::: MATERIAL TO PROCESS :::

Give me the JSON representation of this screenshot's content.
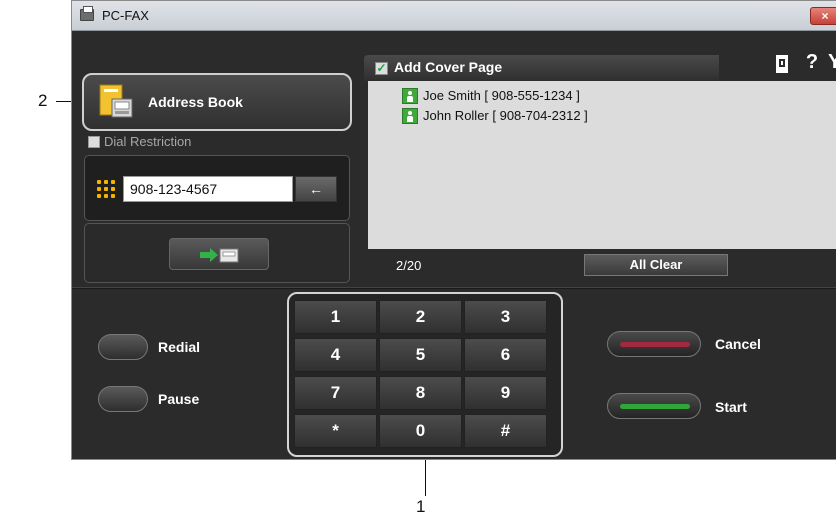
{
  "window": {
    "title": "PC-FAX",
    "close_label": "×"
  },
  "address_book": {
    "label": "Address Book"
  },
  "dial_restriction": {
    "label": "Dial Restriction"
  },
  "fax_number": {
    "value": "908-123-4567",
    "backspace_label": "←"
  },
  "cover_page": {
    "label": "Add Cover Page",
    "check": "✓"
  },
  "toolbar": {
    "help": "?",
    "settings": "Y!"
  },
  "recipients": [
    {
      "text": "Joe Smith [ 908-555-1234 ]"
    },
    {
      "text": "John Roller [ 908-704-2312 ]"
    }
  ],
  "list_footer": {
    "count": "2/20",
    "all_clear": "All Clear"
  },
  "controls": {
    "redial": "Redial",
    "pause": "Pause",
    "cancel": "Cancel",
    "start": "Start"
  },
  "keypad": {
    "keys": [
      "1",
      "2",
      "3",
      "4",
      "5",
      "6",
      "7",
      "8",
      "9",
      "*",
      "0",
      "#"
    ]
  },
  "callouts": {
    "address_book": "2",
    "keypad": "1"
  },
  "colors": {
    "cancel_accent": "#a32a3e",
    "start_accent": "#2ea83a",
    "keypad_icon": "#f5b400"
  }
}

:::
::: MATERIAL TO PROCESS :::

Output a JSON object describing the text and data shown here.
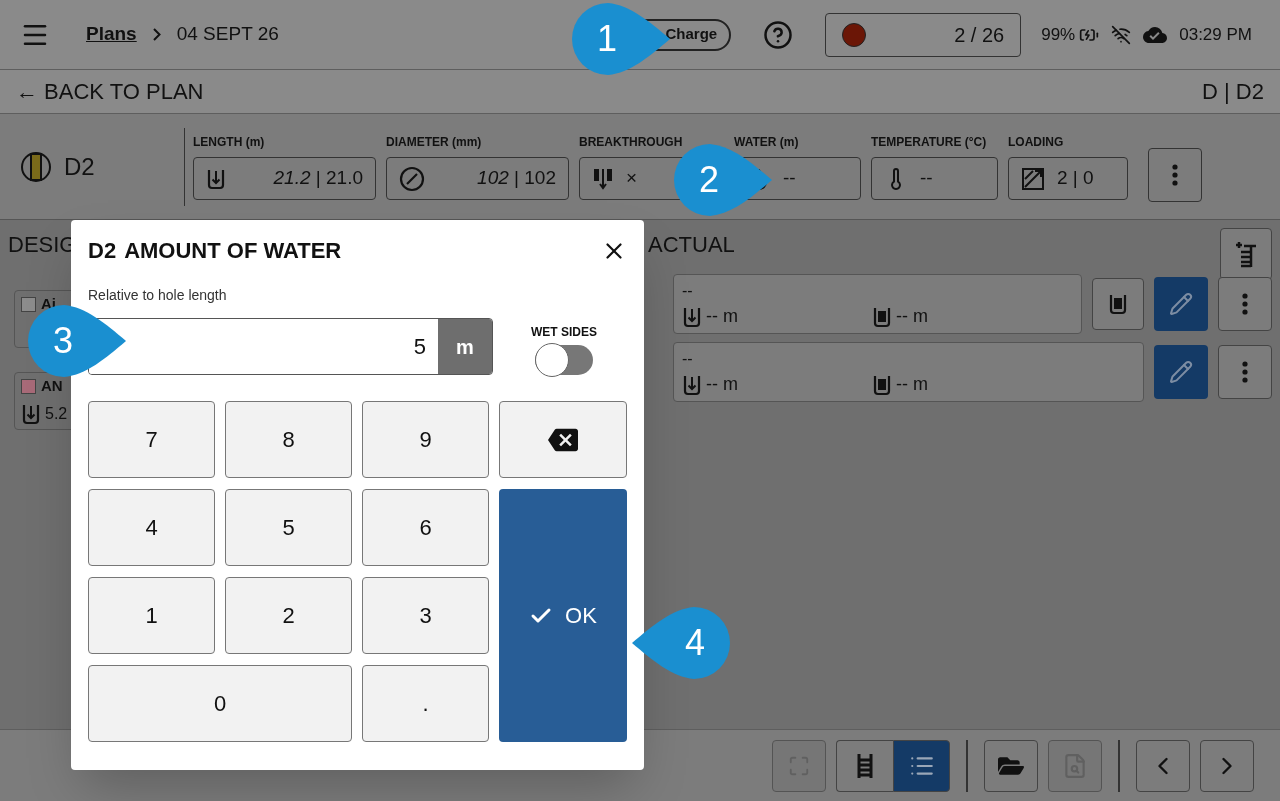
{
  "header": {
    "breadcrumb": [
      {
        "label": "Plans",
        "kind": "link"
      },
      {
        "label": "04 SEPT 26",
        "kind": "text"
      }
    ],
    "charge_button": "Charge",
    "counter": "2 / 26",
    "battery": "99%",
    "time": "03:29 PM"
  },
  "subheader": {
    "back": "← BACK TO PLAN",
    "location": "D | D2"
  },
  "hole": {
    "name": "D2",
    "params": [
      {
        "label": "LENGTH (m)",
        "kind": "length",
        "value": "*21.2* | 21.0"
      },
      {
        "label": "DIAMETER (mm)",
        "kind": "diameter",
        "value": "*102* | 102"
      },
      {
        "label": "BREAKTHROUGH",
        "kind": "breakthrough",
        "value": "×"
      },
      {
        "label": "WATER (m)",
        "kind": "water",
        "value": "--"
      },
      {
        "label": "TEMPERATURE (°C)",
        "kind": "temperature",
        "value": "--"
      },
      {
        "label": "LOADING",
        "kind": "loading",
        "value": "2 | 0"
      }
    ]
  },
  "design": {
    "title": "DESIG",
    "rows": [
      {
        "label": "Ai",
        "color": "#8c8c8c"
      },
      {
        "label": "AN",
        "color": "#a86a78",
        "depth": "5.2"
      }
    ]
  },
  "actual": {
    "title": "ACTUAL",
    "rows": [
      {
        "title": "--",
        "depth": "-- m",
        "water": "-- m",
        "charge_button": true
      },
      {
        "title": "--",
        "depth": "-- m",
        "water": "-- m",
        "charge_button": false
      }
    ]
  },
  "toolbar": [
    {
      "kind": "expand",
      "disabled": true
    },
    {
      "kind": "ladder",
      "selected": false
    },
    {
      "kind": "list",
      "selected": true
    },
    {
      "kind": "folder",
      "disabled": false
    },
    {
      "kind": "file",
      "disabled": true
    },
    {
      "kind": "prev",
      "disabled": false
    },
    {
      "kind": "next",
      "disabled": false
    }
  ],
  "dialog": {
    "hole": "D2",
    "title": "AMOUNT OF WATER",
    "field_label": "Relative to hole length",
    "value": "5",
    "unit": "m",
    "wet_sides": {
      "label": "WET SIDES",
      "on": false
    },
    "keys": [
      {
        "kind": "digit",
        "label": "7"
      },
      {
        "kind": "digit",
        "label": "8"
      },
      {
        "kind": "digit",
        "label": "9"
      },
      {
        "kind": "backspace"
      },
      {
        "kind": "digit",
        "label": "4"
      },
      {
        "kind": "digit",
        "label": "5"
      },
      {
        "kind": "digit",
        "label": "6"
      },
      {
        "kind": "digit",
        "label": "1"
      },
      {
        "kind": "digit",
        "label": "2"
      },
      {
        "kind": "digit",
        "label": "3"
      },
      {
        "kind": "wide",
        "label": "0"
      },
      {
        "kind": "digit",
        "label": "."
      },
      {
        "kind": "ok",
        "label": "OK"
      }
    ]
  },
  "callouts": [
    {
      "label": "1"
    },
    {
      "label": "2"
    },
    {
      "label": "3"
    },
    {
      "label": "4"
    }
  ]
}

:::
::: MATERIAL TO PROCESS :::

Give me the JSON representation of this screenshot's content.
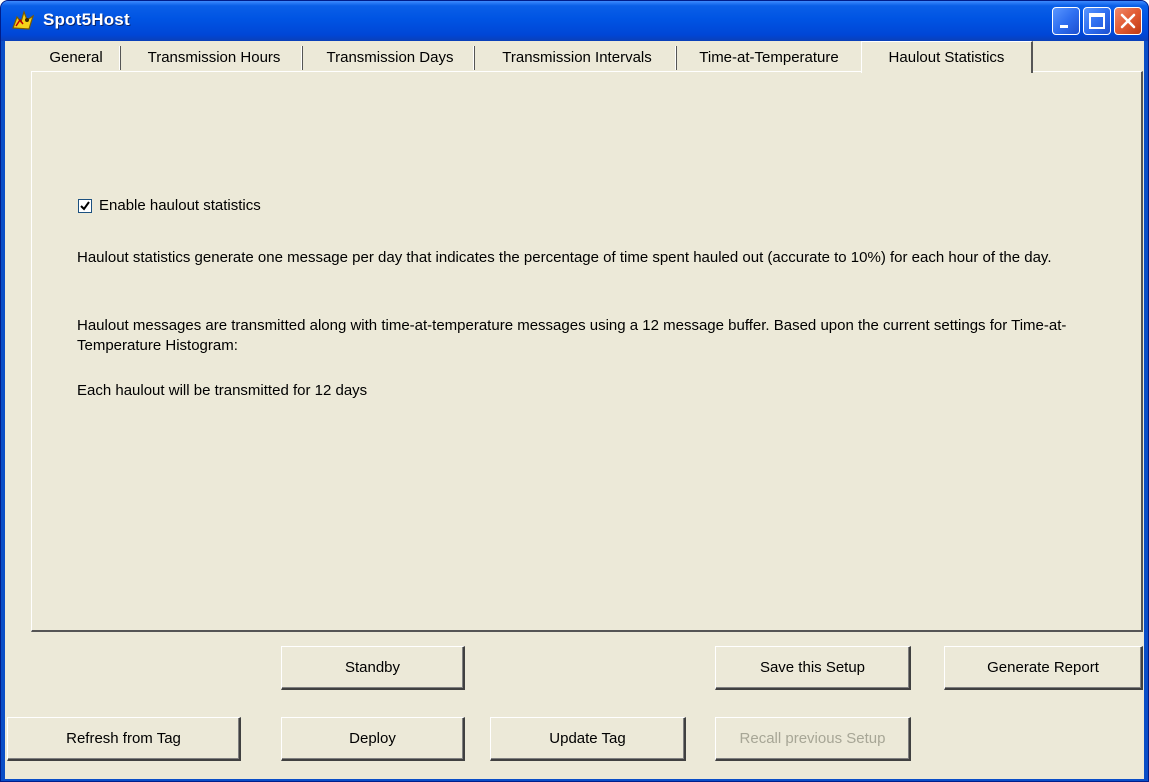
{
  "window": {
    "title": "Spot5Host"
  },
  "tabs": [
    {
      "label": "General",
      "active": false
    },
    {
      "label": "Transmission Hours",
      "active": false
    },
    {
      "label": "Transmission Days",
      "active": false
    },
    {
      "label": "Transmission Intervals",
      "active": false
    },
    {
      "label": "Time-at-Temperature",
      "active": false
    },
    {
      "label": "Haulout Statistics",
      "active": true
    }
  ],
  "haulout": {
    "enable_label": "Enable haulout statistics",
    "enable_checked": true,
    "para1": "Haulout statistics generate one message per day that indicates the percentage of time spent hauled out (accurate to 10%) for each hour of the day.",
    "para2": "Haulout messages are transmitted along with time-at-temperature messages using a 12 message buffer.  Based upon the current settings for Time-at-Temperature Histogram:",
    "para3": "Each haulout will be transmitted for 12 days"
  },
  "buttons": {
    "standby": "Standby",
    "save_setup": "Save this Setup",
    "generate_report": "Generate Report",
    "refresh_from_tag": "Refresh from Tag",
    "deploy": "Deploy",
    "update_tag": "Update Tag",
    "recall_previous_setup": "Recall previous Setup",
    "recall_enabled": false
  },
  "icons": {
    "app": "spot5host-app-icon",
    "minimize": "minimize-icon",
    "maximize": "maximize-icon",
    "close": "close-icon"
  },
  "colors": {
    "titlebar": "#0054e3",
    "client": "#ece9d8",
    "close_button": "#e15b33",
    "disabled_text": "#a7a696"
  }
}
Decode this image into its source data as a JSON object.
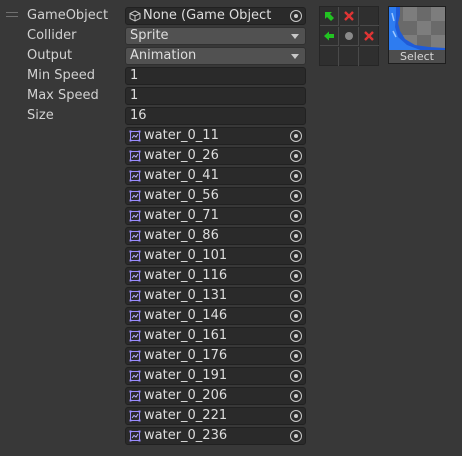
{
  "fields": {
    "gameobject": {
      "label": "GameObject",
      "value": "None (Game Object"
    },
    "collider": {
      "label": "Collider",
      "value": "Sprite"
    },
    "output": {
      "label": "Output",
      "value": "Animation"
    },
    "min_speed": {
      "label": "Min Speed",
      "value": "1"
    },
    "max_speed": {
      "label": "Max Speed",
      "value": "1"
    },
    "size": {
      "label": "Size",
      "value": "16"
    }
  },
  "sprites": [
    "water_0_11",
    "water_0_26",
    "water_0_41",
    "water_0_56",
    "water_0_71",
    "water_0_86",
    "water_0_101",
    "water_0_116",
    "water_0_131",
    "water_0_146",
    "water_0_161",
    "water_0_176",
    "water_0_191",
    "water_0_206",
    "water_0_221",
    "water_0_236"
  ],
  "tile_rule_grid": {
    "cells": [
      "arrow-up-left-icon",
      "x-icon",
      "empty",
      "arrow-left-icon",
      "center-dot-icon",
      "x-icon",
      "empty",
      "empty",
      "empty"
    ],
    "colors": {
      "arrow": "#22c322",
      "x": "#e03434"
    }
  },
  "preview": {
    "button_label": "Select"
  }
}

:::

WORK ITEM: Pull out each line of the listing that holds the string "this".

RESULT OF THE EXERCISE:
Give me the JSON representation of this screenshot's content.
Give me the JSON representation of this screenshot's content.
    "save_setup": "Save this Setup",
Decode this image into its source data as a JSON object.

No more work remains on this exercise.